**What you are asked to do:**
Exactly as written, please set down all of the entries again, with no pictures.

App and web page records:
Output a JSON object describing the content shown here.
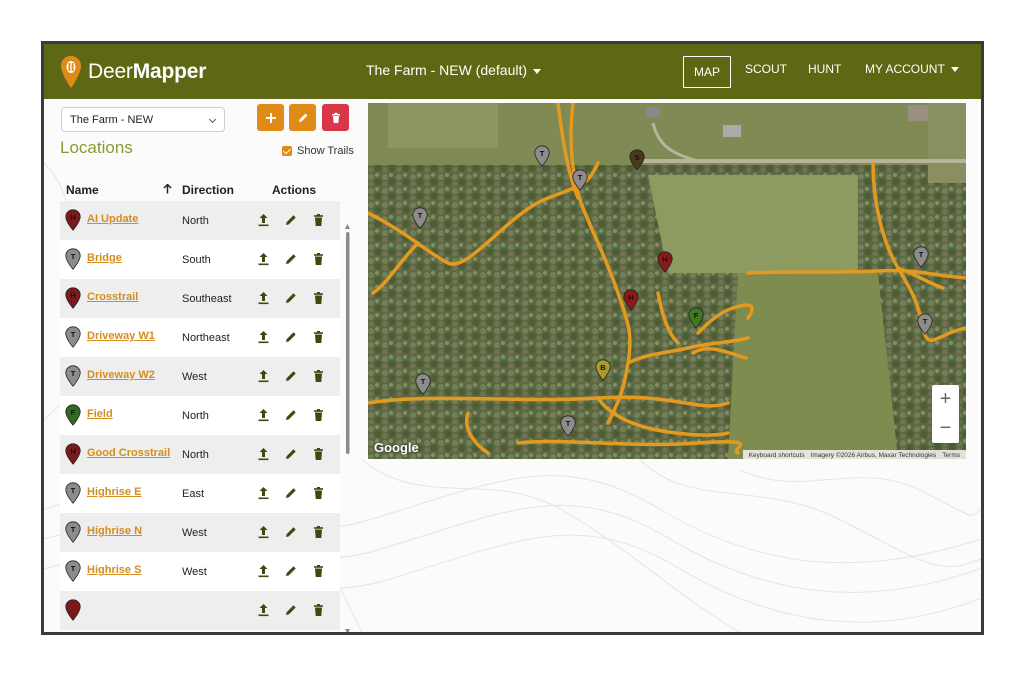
{
  "header": {
    "brand_light": "Deer",
    "brand_bold": "Mapper",
    "farm_selector": "The Farm - NEW (default)",
    "nav": [
      {
        "label": "MAP",
        "active": true
      },
      {
        "label": "SCOUT",
        "active": false
      },
      {
        "label": "HUNT",
        "active": false
      },
      {
        "label": "MY ACCOUNT",
        "active": false
      }
    ],
    "bar_color": "#5e6814"
  },
  "sidebar": {
    "property_select": "The Farm - NEW",
    "buttons": [
      {
        "name": "add-button",
        "icon": "plus-icon",
        "color": "#e08a17"
      },
      {
        "name": "edit-button",
        "icon": "pencil-icon",
        "color": "#e08a17"
      },
      {
        "name": "delete-button",
        "icon": "trash-icon",
        "color": "#d9364a"
      }
    ],
    "title": "Locations",
    "show_trails_label": "Show Trails",
    "show_trails_checked": true,
    "columns": {
      "name": "Name",
      "direction": "Direction",
      "actions": "Actions"
    },
    "rows": [
      {
        "name": "AI Update",
        "direction": "North",
        "letter": "H",
        "color": "#7a1a1a"
      },
      {
        "name": "Bridge",
        "direction": "South",
        "letter": "T",
        "color": "#8c8c8c"
      },
      {
        "name": "Crosstrail",
        "direction": "Southeast",
        "letter": "H",
        "color": "#7a1a1a"
      },
      {
        "name": "Driveway W1",
        "direction": "Northeast",
        "letter": "T",
        "color": "#8c8c8c"
      },
      {
        "name": "Driveway W2",
        "direction": "West",
        "letter": "T",
        "color": "#8c8c8c"
      },
      {
        "name": "Field",
        "direction": "North",
        "letter": "F",
        "color": "#2e6b1e"
      },
      {
        "name": "Good Crosstrail",
        "direction": "North",
        "letter": "H",
        "color": "#7a1a1a"
      },
      {
        "name": "Highrise E",
        "direction": "East",
        "letter": "T",
        "color": "#8c8c8c"
      },
      {
        "name": "Highrise N",
        "direction": "West",
        "letter": "T",
        "color": "#8c8c8c"
      },
      {
        "name": "Highrise S",
        "direction": "West",
        "letter": "T",
        "color": "#8c8c8c"
      },
      {
        "name": "",
        "direction": "",
        "letter": "",
        "color": "#7a1a1a"
      }
    ]
  },
  "map": {
    "logo": "Google",
    "attribution": [
      "Keyboard shortcuts",
      "Imagery ©2026 Airbus, Maxar Technologies",
      "Terms"
    ],
    "zoom_in": "+",
    "zoom_out": "−",
    "markers": [
      {
        "letter": "T",
        "color": "#8c8c8c"
      },
      {
        "letter": "T",
        "color": "#8c8c8c"
      },
      {
        "letter": "S",
        "color": "#4a3a1c"
      },
      {
        "letter": "T",
        "color": "#8c8c8c"
      },
      {
        "letter": "H",
        "color": "#8a1a1a"
      },
      {
        "letter": "H",
        "color": "#8a1a1a"
      },
      {
        "letter": "F",
        "color": "#3f7a22"
      },
      {
        "letter": "T",
        "color": "#8c8c8c"
      },
      {
        "letter": "T",
        "color": "#8c8c8c"
      },
      {
        "letter": "B",
        "color": "#a99a2a"
      },
      {
        "letter": "T",
        "color": "#8c8c8c"
      },
      {
        "letter": "T",
        "color": "#8c8c8c"
      }
    ],
    "trail_color": "#e39a1f"
  }
}
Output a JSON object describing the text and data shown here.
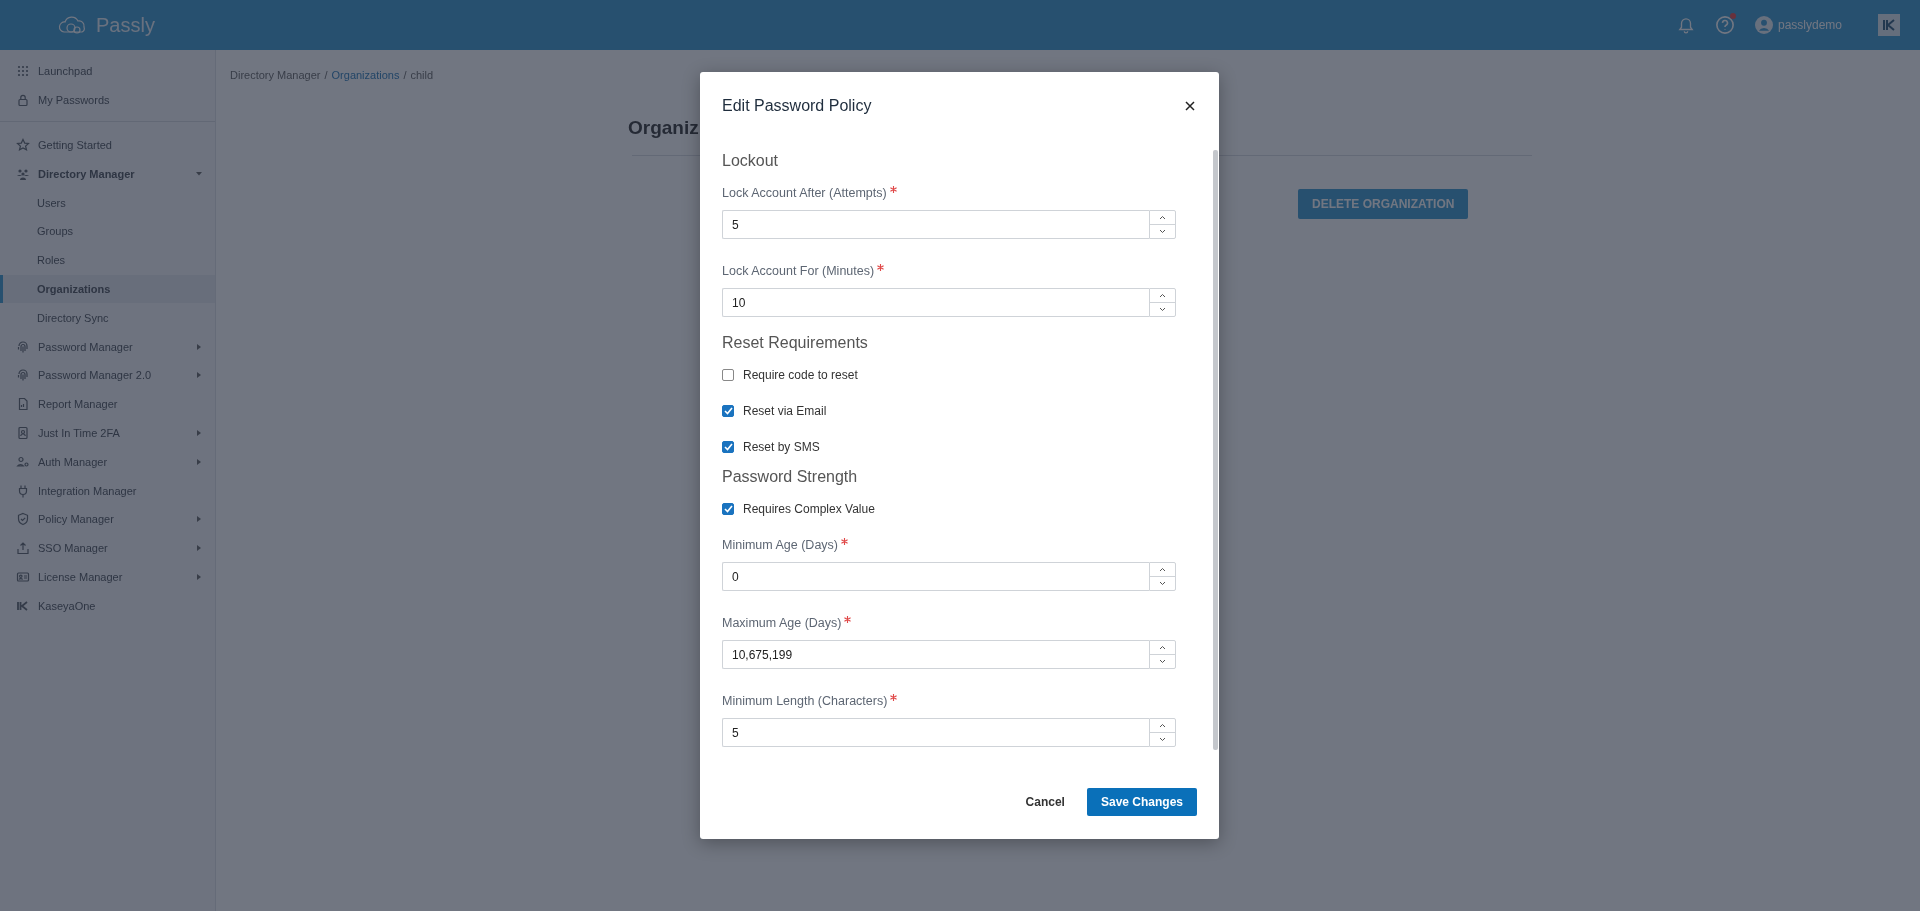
{
  "header": {
    "brand": "Passly",
    "help_alert": true,
    "user": "passlydemo"
  },
  "sidebar": {
    "sections": [
      {
        "items": [
          {
            "kind": "link",
            "label": "Launchpad",
            "selected": false
          },
          {
            "kind": "link",
            "label": "My Passwords",
            "selected": false
          }
        ]
      },
      {
        "items": [
          {
            "kind": "link",
            "label": "Getting Started",
            "selected": false
          },
          {
            "kind": "group",
            "label": "Directory Manager",
            "selected": false,
            "expanded": true,
            "children": [
              {
                "kind": "link",
                "label": "Users",
                "selected": false
              },
              {
                "kind": "link",
                "label": "Groups",
                "selected": false
              },
              {
                "kind": "link",
                "label": "Roles",
                "selected": false
              },
              {
                "kind": "link",
                "label": "Organizations",
                "selected": true
              },
              {
                "kind": "link",
                "label": "Directory Sync",
                "selected": false
              }
            ]
          },
          {
            "kind": "group",
            "label": "Password Manager",
            "selected": false,
            "expanded": false
          },
          {
            "kind": "group",
            "label": "Password Manager 2.0",
            "selected": false,
            "expanded": false
          },
          {
            "kind": "link",
            "label": "Report Manager",
            "selected": false
          },
          {
            "kind": "group",
            "label": "Just In Time 2FA",
            "selected": false,
            "expanded": false
          },
          {
            "kind": "group",
            "label": "Auth Manager",
            "selected": false,
            "expanded": false
          },
          {
            "kind": "link",
            "label": "Integration Manager",
            "selected": false
          },
          {
            "kind": "group",
            "label": "Policy Manager",
            "selected": false,
            "expanded": false
          },
          {
            "kind": "group",
            "label": "SSO Manager",
            "selected": false,
            "expanded": false
          },
          {
            "kind": "group",
            "label": "License Manager",
            "selected": false,
            "expanded": false
          },
          {
            "kind": "link",
            "label": "KaseyaOne",
            "selected": false
          }
        ]
      }
    ]
  },
  "breadcrumb": [
    {
      "kind": "text",
      "label": "Directory Manager"
    },
    {
      "kind": "separator",
      "label": "/"
    },
    {
      "kind": "link",
      "label": "Organizations"
    },
    {
      "kind": "separator",
      "label": "/"
    },
    {
      "kind": "text",
      "label": "child"
    }
  ],
  "page": {
    "title": "Organiz",
    "delete_button": "DELETE ORGANIZATION"
  },
  "dialog": {
    "title": "Edit Password Policy",
    "sections": [
      {
        "heading": "Lockout",
        "items": [
          {
            "kind": "number",
            "label": "Lock Account After (Attempts)",
            "required": true,
            "value": "5"
          },
          {
            "kind": "number",
            "label": "Lock Account For (Minutes)",
            "required": true,
            "value": "10"
          }
        ]
      },
      {
        "heading": "Reset Requirements",
        "items": [
          {
            "kind": "checkbox",
            "label": "Require code to reset",
            "checked": false
          },
          {
            "kind": "checkbox",
            "label": "Reset via Email",
            "checked": true
          },
          {
            "kind": "checkbox",
            "label": "Reset by SMS",
            "checked": true
          }
        ]
      },
      {
        "heading": "Password Strength",
        "items": [
          {
            "kind": "checkbox",
            "label": "Requires Complex Value",
            "checked": true
          },
          {
            "kind": "number",
            "label": "Minimum Age (Days)",
            "required": true,
            "value": "0"
          },
          {
            "kind": "number",
            "label": "Maximum Age (Days)",
            "required": true,
            "value": "10,675,199"
          },
          {
            "kind": "number",
            "label": "Minimum Length (Characters)",
            "required": true,
            "value": "5"
          }
        ]
      }
    ],
    "buttons": [
      {
        "kind": "secondary",
        "label": "Cancel"
      },
      {
        "kind": "primary",
        "label": "Save Changes"
      }
    ]
  }
}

**Answer area:**
Output a JSON object describing the content shown here.
{
  "header": {
    "brand_light": "Deer",
    "brand_bold": "Mapper",
    "farm_selector": "The Farm - NEW (default)",
    "nav": [
      {
        "label": "MAP",
        "active": true
      },
      {
        "label": "SCOUT",
        "active": false
      },
      {
        "label": "HUNT",
        "active": false
      },
      {
        "label": "MY ACCOUNT",
        "active": false
      }
    ],
    "bar_color": "#5e6814"
  },
  "sidebar": {
    "property_select": "The Farm - NEW",
    "buttons": [
      {
        "name": "add-button",
        "icon": "plus-icon",
        "color": "#e08a17"
      },
      {
        "name": "edit-button",
        "icon": "pencil-icon",
        "color": "#e08a17"
      },
      {
        "name": "delete-button",
        "icon": "trash-icon",
        "color": "#d9364a"
      }
    ],
    "title": "Locations",
    "show_trails_label": "Show Trails",
    "show_trails_checked": true,
    "columns": {
      "name": "Name",
      "direction": "Direction",
      "actions": "Actions"
    },
    "rows": [
      {
        "name": "AI Update",
        "direction": "North",
        "letter": "H",
        "color": "#7a1a1a"
      },
      {
        "name": "Bridge",
        "direction": "South",
        "letter": "T",
        "color": "#8c8c8c"
      },
      {
        "name": "Crosstrail",
        "direction": "Southeast",
        "letter": "H",
        "color": "#7a1a1a"
      },
      {
        "name": "Driveway W1",
        "direction": "Northeast",
        "letter": "T",
        "color": "#8c8c8c"
      },
      {
        "name": "Driveway W2",
        "direction": "West",
        "letter": "T",
        "color": "#8c8c8c"
      },
      {
        "name": "Field",
        "direction": "North",
        "letter": "F",
        "color": "#2e6b1e"
      },
      {
        "name": "Good Crosstrail",
        "direction": "North",
        "letter": "H",
        "color": "#7a1a1a"
      },
      {
        "name": "Highrise E",
        "direction": "East",
        "letter": "T",
        "color": "#8c8c8c"
      },
      {
        "name": "Highrise N",
        "direction": "West",
        "letter": "T",
        "color": "#8c8c8c"
      },
      {
        "name": "Highrise S",
        "direction": "West",
        "letter": "T",
        "color": "#8c8c8c"
      },
      {
        "name": "",
        "direction": "",
        "letter": "",
        "color": "#7a1a1a"
      }
    ]
  },
  "map": {
    "logo": "Google",
    "attribution": [
      "Keyboard shortcuts",
      "Imagery ©2026 Airbus, Maxar Technologies",
      "Terms"
    ],
    "zoom_in": "+",
    "zoom_out": "−",
    "markers": [
      {
        "letter": "T",
        "color": "#8c8c8c"
      },
      {
        "letter": "T",
        "color": "#8c8c8c"
      },
      {
        "letter": "S",
        "color": "#4a3a1c"
      },
      {
        "letter": "T",
        "color": "#8c8c8c"
      },
      {
        "letter": "H",
        "color": "#8a1a1a"
      },
      {
        "letter": "H",
        "color": "#8a1a1a"
      },
      {
        "letter": "F",
        "color": "#3f7a22"
      },
      {
        "letter": "T",
        "color": "#8c8c8c"
      },
      {
        "letter": "T",
        "color": "#8c8c8c"
      },
      {
        "letter": "B",
        "color": "#a99a2a"
      },
      {
        "letter": "T",
        "color": "#8c8c8c"
      },
      {
        "letter": "T",
        "color": "#8c8c8c"
      }
    ],
    "trail_color": "#e39a1f"
  }
}
Output a JSON object describing the text and data shown here.
{
  "header": {
    "brand": "Passly",
    "help_alert": true,
    "user": "passlydemo"
  },
  "sidebar": {
    "sections": [
      {
        "items": [
          {
            "kind": "link",
            "label": "Launchpad",
            "selected": false
          },
          {
            "kind": "link",
            "label": "My Passwords",
            "selected": false
          }
        ]
      },
      {
        "items": [
          {
            "kind": "link",
            "label": "Getting Started",
            "selected": false
          },
          {
            "kind": "group",
            "label": "Directory Manager",
            "selected": false,
            "expanded": true,
            "children": [
              {
                "kind": "link",
                "label": "Users",
                "selected": false
              },
              {
                "kind": "link",
                "label": "Groups",
                "selected": false
              },
              {
                "kind": "link",
                "label": "Roles",
                "selected": false
              },
              {
                "kind": "link",
                "label": "Organizations",
                "selected": true
              },
              {
                "kind": "link",
                "label": "Directory Sync",
                "selected": false
              }
            ]
          },
          {
            "kind": "group",
            "label": "Password Manager",
            "selected": false,
            "expanded": false
          },
          {
            "kind": "group",
            "label": "Password Manager 2.0",
            "selected": false,
            "expanded": false
          },
          {
            "kind": "link",
            "label": "Report Manager",
            "selected": false
          },
          {
            "kind": "group",
            "label": "Just In Time 2FA",
            "selected": false,
            "expanded": false
          },
          {
            "kind": "group",
            "label": "Auth Manager",
            "selected": false,
            "expanded": false
          },
          {
            "kind": "link",
            "label": "Integration Manager",
            "selected": false
          },
          {
            "kind": "group",
            "label": "Policy Manager",
            "selected": false,
            "expanded": false
          },
          {
            "kind": "group",
            "label": "SSO Manager",
            "selected": false,
            "expanded": false
          },
          {
            "kind": "group",
            "label": "License Manager",
            "selected": false,
            "expanded": false
          },
          {
            "kind": "link",
            "label": "KaseyaOne",
            "selected": false
          }
        ]
      }
    ]
  },
  "breadcrumb": [
    {
      "kind": "text",
      "label": "Directory Manager"
    },
    {
      "kind": "separator",
      "label": "/"
    },
    {
      "kind": "link",
      "label": "Organizations"
    },
    {
      "kind": "separator",
      "label": "/"
    },
    {
      "kind": "text",
      "label": "child"
    }
  ],
  "page": {
    "title": "Organiz",
    "delete_button": "DELETE ORGANIZATION"
  },
  "dialog": {
    "title": "Edit Password Policy",
    "sections": [
      {
        "heading": "Lockout",
        "items": [
          {
            "kind": "number",
            "label": "Lock Account After (Attempts)",
            "required": true,
            "value": "5"
          },
          {
            "kind": "number",
            "label": "Lock Account For (Minutes)",
            "required": true,
            "value": "10"
          }
        ]
      },
      {
        "heading": "Reset Requirements",
        "items": [
          {
            "kind": "checkbox",
            "label": "Require code to reset",
            "checked": false
          },
          {
            "kind": "checkbox",
            "label": "Reset via Email",
            "checked": true
          },
          {
            "kind": "checkbox",
            "label": "Reset by SMS",
            "checked": true
          }
        ]
      },
      {
        "heading": "Password Strength",
        "items": [
          {
            "kind": "checkbox",
            "label": "Requires Complex Value",
            "checked": true
          },
          {
            "kind": "number",
            "label": "Minimum Age (Days)",
            "required": true,
            "value": "0"
          },
          {
            "kind": "number",
            "label": "Maximum Age (Days)",
            "required": true,
            "value": "10,675,199"
          },
          {
            "kind": "number",
            "label": "Minimum Length (Characters)",
            "required": true,
            "value": "5"
          }
        ]
      }
    ],
    "buttons": [
      {
        "kind": "secondary",
        "label": "Cancel"
      },
      {
        "kind": "primary",
        "label": "Save Changes"
      }
    ]
  }
}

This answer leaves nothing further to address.